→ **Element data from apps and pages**

- Opening Delimiter -

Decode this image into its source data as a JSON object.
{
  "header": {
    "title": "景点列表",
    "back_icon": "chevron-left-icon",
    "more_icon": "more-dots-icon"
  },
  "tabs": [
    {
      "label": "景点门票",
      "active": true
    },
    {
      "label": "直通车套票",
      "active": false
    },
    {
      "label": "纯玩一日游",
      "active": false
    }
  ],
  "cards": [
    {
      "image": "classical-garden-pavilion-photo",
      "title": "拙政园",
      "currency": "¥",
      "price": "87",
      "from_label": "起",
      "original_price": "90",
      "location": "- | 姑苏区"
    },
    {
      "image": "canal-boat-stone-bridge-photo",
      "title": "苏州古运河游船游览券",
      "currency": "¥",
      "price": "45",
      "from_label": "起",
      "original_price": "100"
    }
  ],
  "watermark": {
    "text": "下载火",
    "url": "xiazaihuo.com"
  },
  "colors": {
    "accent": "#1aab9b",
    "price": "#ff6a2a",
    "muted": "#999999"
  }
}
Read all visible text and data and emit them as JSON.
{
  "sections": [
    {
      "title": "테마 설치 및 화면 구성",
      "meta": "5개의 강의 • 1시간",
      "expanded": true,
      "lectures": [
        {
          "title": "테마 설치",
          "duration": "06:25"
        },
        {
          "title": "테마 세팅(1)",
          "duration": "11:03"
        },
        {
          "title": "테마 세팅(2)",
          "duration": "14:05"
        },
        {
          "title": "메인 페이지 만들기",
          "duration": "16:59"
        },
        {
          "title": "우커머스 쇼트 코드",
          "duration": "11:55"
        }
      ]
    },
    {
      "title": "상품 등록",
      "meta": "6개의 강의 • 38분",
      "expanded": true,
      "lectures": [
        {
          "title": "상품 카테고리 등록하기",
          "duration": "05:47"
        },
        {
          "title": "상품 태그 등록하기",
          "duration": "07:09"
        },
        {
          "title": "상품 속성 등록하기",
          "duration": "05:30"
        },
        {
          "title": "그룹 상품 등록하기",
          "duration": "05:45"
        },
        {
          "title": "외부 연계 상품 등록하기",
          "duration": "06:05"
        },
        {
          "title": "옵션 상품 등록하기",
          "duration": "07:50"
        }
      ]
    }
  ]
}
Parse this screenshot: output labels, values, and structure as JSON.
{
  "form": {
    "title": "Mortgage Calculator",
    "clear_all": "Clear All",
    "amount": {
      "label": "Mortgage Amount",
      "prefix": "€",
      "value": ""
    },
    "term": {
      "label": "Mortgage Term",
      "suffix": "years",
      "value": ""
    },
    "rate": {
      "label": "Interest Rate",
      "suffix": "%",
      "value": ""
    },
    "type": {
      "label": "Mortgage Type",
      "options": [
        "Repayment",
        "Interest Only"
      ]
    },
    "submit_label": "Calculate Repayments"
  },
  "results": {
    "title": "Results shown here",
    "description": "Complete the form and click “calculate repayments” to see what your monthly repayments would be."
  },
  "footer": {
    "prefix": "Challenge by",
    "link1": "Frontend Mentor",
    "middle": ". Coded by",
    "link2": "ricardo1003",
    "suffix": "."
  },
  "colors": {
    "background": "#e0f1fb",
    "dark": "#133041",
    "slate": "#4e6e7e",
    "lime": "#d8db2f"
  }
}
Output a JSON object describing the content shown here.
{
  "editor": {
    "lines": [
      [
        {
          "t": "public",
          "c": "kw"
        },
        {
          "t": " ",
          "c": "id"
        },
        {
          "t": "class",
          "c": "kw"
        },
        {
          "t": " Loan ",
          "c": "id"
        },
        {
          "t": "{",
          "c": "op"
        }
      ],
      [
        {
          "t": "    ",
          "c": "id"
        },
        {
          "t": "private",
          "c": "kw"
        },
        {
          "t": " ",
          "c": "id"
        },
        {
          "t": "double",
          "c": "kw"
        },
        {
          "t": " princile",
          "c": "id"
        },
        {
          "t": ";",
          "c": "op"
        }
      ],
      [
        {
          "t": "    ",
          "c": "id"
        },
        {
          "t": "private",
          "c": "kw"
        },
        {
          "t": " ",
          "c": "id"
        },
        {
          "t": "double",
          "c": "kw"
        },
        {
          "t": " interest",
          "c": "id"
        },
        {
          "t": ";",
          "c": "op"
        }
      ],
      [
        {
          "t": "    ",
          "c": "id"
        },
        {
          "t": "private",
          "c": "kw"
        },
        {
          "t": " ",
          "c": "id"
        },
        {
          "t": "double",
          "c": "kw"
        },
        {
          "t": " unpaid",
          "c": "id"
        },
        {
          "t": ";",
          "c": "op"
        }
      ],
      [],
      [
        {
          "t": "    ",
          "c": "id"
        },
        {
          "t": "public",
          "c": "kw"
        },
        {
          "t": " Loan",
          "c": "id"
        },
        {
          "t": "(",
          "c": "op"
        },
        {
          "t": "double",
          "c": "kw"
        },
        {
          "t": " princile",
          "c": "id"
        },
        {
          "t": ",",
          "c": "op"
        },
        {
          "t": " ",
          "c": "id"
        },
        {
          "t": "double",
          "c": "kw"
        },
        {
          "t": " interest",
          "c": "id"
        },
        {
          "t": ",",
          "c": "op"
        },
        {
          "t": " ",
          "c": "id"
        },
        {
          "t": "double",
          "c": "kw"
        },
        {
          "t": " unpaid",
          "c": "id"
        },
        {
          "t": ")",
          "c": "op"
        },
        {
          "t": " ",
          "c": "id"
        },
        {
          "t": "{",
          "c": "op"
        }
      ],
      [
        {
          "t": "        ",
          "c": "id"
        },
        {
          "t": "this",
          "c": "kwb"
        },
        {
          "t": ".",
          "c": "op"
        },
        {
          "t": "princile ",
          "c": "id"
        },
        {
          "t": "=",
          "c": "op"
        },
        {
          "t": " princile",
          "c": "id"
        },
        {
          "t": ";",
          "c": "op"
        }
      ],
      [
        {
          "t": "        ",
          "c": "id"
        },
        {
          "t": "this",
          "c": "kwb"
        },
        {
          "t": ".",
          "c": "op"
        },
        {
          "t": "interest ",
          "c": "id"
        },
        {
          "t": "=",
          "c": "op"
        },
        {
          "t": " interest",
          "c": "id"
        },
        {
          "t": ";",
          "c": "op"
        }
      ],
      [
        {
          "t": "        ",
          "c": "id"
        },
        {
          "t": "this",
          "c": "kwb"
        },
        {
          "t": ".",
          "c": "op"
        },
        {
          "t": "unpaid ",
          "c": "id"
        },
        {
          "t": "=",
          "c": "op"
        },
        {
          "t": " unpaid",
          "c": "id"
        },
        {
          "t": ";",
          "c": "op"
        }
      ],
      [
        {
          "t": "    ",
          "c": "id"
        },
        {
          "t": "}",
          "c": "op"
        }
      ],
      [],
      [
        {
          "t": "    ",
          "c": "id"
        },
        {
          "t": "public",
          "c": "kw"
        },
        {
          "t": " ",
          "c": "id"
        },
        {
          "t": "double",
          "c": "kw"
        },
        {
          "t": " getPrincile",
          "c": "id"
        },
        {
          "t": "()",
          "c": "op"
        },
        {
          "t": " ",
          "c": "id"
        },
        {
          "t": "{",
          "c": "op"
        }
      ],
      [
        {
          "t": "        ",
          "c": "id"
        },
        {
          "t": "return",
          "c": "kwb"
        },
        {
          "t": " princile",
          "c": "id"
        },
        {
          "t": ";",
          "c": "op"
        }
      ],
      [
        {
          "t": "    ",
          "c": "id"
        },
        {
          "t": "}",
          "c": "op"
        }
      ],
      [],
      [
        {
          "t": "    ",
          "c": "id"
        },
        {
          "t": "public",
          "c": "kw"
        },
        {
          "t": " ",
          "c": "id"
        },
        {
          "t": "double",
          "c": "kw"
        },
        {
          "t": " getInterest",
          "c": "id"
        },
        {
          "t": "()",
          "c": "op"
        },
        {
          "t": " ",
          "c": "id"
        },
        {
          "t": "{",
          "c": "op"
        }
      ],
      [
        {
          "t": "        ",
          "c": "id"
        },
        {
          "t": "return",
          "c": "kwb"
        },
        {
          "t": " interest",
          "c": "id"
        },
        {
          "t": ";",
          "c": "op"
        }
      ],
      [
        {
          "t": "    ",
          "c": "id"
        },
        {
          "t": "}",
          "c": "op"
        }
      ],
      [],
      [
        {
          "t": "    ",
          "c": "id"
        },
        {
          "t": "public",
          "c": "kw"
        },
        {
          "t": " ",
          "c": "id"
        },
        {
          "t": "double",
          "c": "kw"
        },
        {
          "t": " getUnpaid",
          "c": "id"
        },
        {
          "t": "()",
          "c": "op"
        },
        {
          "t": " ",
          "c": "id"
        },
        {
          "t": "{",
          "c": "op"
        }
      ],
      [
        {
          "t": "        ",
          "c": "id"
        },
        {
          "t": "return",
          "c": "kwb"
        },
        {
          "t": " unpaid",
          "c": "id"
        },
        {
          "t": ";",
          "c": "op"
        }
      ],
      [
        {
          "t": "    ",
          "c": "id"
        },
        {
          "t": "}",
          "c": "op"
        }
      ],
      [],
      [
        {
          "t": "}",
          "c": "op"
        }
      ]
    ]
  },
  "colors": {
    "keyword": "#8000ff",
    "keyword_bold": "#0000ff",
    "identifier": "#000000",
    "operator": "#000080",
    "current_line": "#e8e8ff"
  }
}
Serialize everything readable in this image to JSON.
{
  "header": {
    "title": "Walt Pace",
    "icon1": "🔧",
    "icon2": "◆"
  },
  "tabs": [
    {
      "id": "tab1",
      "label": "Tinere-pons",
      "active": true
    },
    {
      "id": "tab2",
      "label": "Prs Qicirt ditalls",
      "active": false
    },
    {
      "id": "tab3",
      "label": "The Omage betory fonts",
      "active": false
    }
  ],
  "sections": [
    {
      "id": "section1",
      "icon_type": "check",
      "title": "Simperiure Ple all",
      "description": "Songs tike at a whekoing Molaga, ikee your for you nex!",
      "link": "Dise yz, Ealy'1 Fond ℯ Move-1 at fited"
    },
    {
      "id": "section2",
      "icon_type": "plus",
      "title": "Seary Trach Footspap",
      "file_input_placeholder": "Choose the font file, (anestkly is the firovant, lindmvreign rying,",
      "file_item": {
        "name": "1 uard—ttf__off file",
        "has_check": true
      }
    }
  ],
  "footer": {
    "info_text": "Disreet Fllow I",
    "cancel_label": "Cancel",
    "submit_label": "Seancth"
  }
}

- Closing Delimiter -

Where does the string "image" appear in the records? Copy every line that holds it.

Decode this image into its source data as a JSON object.
      "image": "classical-garden-pavilion-photo",
      "image": "canal-boat-stone-bridge-photo",
Serialize everything readable in this image to JSON.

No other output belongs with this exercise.